Materials provided:
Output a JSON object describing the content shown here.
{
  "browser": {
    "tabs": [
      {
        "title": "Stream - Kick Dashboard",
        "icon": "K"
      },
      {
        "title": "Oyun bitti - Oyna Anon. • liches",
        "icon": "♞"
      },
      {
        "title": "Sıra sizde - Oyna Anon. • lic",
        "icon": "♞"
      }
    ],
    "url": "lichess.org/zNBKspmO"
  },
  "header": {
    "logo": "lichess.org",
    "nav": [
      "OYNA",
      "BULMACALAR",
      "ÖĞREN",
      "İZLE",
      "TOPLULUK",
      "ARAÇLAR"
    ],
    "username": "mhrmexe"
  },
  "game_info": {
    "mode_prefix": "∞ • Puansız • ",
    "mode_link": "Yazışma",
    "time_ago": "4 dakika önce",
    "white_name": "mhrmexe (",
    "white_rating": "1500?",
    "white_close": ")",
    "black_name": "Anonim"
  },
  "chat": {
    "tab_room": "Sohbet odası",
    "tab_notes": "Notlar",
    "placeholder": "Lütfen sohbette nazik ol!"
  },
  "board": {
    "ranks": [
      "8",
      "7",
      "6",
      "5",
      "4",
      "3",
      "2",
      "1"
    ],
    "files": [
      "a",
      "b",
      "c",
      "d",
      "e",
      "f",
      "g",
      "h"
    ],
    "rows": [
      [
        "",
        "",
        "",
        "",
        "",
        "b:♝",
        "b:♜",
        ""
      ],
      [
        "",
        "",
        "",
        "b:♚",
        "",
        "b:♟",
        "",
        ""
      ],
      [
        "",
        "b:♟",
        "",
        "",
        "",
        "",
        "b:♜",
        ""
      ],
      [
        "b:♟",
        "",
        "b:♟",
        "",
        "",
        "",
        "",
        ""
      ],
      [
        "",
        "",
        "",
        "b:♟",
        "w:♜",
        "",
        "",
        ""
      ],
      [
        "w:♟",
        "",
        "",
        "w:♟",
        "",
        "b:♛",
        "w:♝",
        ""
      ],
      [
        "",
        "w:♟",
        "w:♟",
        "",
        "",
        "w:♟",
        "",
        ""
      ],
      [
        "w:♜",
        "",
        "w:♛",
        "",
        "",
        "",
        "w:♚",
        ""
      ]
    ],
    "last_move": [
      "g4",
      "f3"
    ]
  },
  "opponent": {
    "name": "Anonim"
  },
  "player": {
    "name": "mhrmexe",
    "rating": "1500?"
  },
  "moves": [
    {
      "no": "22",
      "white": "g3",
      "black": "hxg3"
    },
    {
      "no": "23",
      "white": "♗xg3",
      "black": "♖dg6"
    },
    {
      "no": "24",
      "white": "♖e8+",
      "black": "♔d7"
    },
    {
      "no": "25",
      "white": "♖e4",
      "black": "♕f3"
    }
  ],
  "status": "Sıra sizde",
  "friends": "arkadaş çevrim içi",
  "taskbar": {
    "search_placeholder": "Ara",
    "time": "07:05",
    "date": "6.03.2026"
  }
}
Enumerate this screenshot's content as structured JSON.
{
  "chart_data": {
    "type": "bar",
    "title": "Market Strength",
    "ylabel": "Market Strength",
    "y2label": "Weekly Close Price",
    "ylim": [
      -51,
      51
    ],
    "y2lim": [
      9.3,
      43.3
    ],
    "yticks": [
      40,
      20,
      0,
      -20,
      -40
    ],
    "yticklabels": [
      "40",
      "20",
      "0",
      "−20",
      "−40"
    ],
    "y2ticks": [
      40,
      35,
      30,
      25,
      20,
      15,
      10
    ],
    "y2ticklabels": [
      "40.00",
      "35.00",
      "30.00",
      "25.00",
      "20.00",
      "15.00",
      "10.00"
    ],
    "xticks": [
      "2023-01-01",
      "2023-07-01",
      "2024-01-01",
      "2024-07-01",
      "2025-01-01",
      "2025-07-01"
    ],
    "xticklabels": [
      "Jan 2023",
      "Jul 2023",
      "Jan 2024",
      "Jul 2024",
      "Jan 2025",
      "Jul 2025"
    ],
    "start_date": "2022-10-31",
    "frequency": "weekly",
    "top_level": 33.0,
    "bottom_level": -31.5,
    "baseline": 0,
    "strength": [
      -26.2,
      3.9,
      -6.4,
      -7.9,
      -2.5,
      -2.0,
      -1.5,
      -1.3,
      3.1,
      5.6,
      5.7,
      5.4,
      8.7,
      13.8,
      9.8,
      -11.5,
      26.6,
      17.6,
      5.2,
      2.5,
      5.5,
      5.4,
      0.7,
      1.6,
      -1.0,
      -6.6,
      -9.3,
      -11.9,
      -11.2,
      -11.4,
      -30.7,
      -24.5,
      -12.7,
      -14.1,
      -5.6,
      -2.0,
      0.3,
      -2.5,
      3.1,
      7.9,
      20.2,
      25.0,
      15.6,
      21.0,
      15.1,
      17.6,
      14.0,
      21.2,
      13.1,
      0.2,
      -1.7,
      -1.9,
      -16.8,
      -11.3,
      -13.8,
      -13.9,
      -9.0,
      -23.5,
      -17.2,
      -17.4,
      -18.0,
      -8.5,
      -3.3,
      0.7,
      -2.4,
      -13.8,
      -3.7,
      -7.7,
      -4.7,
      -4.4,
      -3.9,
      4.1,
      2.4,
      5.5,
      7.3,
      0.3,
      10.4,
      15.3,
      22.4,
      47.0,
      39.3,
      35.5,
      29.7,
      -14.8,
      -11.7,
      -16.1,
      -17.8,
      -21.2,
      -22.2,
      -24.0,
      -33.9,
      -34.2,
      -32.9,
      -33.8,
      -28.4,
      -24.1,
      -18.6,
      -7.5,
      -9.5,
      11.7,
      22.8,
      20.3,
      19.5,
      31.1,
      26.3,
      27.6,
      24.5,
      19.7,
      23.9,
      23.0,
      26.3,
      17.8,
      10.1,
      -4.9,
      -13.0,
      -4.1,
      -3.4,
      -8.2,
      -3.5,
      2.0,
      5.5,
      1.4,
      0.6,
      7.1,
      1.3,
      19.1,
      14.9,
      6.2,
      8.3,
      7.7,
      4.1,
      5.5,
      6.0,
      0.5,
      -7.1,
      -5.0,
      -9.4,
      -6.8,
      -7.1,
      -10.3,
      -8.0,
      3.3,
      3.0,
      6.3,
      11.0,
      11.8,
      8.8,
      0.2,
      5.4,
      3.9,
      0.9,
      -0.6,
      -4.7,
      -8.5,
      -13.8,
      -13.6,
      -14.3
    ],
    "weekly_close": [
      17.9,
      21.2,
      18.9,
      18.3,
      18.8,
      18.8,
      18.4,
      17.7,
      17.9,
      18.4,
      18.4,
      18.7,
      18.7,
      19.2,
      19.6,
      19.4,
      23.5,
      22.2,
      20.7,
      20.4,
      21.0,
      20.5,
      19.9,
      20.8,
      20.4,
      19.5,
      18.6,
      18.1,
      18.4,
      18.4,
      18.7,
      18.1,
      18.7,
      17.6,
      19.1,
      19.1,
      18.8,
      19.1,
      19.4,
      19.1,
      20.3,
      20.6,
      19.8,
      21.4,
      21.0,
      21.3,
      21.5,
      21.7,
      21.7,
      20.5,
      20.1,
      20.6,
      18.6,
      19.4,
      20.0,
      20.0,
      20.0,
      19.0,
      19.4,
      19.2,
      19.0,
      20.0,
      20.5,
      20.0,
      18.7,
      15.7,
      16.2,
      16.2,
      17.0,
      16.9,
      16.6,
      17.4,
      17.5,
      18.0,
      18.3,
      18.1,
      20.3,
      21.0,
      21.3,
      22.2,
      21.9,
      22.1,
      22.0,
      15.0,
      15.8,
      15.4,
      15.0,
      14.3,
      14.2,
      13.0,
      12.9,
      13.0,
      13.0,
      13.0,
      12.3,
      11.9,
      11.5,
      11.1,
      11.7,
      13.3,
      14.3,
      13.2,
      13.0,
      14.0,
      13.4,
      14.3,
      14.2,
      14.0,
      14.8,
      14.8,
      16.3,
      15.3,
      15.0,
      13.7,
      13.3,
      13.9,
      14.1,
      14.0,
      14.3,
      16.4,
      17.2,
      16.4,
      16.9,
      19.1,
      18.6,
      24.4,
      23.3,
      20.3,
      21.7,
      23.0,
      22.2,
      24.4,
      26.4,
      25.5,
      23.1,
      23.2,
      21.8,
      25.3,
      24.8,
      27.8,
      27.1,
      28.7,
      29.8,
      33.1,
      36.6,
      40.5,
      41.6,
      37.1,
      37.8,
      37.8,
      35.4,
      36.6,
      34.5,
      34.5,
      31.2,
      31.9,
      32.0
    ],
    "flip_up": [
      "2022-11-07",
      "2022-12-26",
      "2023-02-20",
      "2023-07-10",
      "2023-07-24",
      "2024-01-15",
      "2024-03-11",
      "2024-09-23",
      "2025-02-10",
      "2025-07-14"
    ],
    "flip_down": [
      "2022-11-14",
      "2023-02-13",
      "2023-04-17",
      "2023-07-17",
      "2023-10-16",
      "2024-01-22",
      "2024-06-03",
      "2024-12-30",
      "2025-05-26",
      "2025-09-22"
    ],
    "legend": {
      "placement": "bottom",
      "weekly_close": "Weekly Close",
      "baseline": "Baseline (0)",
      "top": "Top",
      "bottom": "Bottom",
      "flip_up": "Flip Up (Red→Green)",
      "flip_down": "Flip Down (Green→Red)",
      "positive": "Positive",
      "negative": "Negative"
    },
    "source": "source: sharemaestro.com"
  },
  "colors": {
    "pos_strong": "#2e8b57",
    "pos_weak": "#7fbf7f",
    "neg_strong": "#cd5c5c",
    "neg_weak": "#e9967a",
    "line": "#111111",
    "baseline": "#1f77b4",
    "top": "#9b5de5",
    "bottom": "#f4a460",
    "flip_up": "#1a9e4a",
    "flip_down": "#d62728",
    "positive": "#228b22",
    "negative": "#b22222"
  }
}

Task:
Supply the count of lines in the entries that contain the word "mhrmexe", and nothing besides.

Task solution:
3